Syrian opposition conference starts in Riyadh after key resignations
A Syrian opposition meeting began in Riyadh on Wednesday in a bid to unify the group's position ahead of peace talks backed by the United Nations to end the country's six-year civil war.
Saudi Arabia backs the High Negotiations Committee (HNC) group whose leader, former Syrian prime minister Riyad Hijab, resigned on Monday without explanation.
The summit comes after a surprise visit by Syrian President Bashar al-Assad to Russia a day earlier to meet President Vladimir Putin, who later discussed the conflict with U.S. President Donald Trump and other Middle East leaders.
Assad has made major gains against opposition forces and IS militants with the help of Russia as well as Iran, the arch-rival of Saudi Arabia, which backs Syrian rebels and had long maintained that Assad should have no role in any transition to bring the war there to an end.
U.N. peace talks mediator Staffan de Mistura urged the opposition figures gathered at a five-star hotel in Riyadh to have the "hard discussions" necessary to reach a "common line".
"A strong unified team is a creative partner in Geneva and we need that, one who can actually explore more than one way to arrive to the goals that we need to have," he said in opening remarks.
It was not immediately clear how Hijab's absence would affect the talks.

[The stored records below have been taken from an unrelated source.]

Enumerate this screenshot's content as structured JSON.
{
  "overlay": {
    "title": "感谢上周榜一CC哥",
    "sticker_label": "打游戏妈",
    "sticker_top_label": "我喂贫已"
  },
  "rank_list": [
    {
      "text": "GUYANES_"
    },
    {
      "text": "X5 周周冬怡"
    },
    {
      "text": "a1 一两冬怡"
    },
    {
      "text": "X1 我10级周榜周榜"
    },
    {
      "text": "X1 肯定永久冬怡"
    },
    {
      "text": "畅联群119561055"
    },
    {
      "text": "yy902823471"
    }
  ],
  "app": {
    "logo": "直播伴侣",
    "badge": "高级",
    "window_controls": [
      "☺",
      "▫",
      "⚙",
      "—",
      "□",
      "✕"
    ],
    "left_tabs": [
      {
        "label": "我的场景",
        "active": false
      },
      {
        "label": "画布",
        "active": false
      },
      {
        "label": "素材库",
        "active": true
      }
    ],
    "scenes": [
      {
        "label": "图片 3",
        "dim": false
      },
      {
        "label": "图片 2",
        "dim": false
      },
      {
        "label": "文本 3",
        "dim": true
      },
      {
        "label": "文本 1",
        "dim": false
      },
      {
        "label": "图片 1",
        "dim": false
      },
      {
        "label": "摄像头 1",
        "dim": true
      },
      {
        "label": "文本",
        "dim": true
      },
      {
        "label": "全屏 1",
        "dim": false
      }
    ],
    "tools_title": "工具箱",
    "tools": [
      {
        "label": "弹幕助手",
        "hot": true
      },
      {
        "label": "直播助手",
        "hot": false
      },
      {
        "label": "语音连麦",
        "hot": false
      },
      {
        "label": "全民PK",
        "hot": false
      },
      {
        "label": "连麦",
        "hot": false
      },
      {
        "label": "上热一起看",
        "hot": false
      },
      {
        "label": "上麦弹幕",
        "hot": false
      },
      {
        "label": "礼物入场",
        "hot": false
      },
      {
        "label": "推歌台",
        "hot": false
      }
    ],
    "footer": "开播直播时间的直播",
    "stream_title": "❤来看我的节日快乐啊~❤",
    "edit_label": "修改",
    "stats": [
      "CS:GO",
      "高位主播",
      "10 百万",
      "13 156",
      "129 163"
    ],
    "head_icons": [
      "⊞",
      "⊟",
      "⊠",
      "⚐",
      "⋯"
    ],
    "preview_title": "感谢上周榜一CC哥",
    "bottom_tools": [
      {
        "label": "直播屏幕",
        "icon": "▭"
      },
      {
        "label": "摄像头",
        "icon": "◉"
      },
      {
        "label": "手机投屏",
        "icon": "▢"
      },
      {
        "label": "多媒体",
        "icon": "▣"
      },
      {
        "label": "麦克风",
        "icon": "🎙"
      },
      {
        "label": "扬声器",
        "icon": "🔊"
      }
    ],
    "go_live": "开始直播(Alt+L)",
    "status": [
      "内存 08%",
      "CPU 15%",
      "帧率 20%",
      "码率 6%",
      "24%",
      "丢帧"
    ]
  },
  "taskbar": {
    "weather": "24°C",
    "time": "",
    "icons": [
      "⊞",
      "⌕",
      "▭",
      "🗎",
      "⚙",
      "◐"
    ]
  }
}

Several opposition figures said he had taken an uncompromising line that rejected a role for Assad in a U.N. sponsored Geneva based peace process.
Some opposition members have hinted that the new communique would drop the long standing demand by the Riyadh based main opposition, referring to the next round of U.N.-sponsored talks.
The summit, which Saudi Arabia called "expanded", was opened to more than 140 opposition figures from the Turkey-based coalition and mainstream Free Syrian Army factions as well as independents including about a dozen women.
The HNC has represented the Syrian opposition at previous Geneva talks, while a number of other political opposition groups and figures backed by other countries including Russia and Egypt also exist.
Saudi Foreign Minister Adel al-Jubeir said the only solution to the conflict was through a consensus that would achieve the demands of the Syrian people.
"There is no solution to the crisis without a Syrian consensus that would achieve the demands of the Syrian people on the basis of Geneva 1 and (U.N. Security Council) resolution 2254," he said.
The Moscow group of Syrian political activists led by a former deputy prime minister Qadri Jamil said they turned down an invitation to attend the conference, accusing the members of the main HNC opposition of thwarting efforts to set up a single delegation.
"We consider the effort of some of the opposition to exploit the meeting as a platform for their own political ends goes against Saudi Arabia's efforts to form a unified delegation," Jamil said in a statement.
Russia has led an campaign to push for the merger of the Moscow group into a single delegation with the HNC. The main opposition body says it is a stooge of Moscow to sow divisions within their ranks.
The opposition meeting is set to last until Friday, when a joint statement is expected. Several rounds of U.N. talks in Geneva between the Damascus government and the opposition have made little progress since the Syria conflict erupted in 2011.